The Journal of Special Education Apprenticeship


Educators are bound to encounter students with a broad range of speech-language and communication needs in their respective classrooms. According to federal mandates, current and future teachers are required to implement inclusive practices, which involves providing access to communication for all students. This practitioner-focused article shares an interprofessional practice collaborative project developed between a university teacher preparation program and the speech-language pathology division of a large urban school district.
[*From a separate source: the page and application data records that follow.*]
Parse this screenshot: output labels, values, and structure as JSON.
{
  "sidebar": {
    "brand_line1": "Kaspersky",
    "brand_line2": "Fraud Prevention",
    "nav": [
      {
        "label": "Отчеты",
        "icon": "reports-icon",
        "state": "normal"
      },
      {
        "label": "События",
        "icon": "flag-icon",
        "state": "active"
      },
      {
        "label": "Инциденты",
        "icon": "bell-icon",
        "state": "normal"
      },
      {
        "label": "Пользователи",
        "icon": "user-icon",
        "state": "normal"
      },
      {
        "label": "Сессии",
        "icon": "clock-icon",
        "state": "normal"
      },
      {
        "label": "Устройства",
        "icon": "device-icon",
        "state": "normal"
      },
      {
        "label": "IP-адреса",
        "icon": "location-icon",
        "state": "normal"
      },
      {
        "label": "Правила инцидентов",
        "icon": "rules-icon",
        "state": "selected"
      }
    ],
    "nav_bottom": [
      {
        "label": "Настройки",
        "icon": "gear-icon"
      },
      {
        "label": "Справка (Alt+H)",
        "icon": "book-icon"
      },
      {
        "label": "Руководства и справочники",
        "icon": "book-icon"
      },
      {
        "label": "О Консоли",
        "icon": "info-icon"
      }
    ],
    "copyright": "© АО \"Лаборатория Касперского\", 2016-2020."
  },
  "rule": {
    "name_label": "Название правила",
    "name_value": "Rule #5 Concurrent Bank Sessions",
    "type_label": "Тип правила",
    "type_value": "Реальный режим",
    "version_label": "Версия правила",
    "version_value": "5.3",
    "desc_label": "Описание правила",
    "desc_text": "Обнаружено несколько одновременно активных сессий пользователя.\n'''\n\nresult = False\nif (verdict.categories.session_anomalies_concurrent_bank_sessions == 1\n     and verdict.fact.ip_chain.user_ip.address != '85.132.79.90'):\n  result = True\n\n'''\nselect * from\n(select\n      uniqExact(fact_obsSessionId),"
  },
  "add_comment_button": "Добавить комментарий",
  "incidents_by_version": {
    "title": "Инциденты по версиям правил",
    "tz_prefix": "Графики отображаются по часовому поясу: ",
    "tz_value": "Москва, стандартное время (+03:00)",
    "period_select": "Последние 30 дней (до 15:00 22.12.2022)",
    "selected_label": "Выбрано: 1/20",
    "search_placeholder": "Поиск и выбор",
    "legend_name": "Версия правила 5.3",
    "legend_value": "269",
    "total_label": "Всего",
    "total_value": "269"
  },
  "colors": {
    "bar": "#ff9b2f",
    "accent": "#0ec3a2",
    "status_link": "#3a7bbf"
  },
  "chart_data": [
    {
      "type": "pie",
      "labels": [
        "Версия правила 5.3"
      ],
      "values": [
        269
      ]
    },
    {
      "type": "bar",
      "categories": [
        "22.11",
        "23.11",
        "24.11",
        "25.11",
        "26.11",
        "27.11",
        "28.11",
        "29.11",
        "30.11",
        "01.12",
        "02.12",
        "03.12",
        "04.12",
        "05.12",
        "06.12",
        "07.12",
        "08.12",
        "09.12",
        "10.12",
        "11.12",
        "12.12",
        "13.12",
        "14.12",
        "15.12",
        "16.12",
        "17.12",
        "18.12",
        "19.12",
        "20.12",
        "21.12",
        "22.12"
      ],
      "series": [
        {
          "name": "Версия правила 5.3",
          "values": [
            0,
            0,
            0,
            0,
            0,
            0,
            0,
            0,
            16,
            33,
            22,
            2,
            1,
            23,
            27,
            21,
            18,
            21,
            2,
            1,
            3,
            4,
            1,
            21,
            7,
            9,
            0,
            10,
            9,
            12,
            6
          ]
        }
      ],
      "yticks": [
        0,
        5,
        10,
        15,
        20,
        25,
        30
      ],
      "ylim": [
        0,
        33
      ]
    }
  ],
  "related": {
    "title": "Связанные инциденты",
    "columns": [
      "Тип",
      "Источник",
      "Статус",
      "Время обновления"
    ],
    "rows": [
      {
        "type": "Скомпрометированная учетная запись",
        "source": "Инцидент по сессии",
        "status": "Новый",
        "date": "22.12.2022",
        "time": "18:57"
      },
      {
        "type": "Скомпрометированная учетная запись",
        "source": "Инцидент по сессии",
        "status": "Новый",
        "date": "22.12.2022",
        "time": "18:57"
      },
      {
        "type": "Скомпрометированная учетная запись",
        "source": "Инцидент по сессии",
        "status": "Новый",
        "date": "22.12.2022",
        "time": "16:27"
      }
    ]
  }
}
As part of a requisite credential course on language development and early literacy skills, pre-candidate students in the education specialist credential program complete a course assignment led by a school-based speech-language pathologist with clinical specialization in augmentative and alternative communication (AAC). As a result, pre-service educational specialists gain valuable knowledge about integrative AAC practices for classroom purposes as aligned with the new California Teacher Performance Expectations for students with complex communication needs (CCN).